Journal of the American Society of Nephrology vol:19 issue:3 pages:571-578

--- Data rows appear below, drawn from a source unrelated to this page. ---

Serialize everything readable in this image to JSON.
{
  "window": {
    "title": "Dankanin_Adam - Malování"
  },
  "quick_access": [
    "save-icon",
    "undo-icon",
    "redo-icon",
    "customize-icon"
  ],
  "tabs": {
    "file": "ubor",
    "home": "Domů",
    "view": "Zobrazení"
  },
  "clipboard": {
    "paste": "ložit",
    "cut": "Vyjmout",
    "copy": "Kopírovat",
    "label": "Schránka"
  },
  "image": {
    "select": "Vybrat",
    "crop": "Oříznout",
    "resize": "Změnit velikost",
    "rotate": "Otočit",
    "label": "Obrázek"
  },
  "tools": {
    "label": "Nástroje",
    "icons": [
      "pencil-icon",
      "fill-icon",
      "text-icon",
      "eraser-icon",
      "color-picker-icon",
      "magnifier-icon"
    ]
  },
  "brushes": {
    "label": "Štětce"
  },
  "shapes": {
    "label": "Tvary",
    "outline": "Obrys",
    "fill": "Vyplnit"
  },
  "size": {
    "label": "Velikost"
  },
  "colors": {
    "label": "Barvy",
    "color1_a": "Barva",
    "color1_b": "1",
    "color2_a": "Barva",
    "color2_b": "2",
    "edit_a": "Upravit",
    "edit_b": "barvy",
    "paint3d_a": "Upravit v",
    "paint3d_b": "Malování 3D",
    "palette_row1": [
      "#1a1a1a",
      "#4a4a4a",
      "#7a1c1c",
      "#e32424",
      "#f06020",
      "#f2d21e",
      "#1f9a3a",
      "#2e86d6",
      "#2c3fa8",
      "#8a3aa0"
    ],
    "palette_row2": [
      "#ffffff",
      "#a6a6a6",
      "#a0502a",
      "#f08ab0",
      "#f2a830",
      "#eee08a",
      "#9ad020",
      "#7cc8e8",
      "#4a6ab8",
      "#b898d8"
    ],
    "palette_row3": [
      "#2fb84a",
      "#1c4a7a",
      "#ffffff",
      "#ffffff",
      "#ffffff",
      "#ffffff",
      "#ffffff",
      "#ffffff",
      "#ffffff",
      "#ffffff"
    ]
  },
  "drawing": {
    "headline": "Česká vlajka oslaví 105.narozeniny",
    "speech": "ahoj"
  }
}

Two large, prospective, randomized, controlled trials have shown a beneficial effect of intensive insulin therapy (IIT) on the kidney function of critically ill patients. The data from these trials were combined for performance of a more detailed analysis of the renoprotective effect of IIT. After exclusion of 41 patients with preadmission ESRD, the study sample comprised 2707 critically ill patients who were randomly assigned to conventional or IIT. A modified risk-injury-failure-loss-ESRD (mRIFLE) system was used to classify acute kidney injury such that mRIFLE-Injury and -Failure (mR-IF) corresponded to peak serum creatinine levels >= 2x and >= 3x the admission levels, respectively. IIT significantly reduced the incidence of mR-I or -F from 7.6 to 4.5% (P = 0.0006), and this renoprotective effect was most pronounced in patients who achieved strict normoglycemia. In surgical patients, HT also significantly reduced oliguria (from 5.6 to 2.6%; P = 0.004) and the need for renal replacement therapy (from 7.4 to 4.0%; P = 0.008). In medical patients, the incidence of mR-1 or -F decreased to a lesser extent, perhaps because a greater severity of illness at admission may have rendered preventive therapies less effective. In conclusion, this secondary analysis of two large, randomized, controlled trials suggests that IIT, with a goal of achieving normoglycemia, protects the renal function of critically ill patients.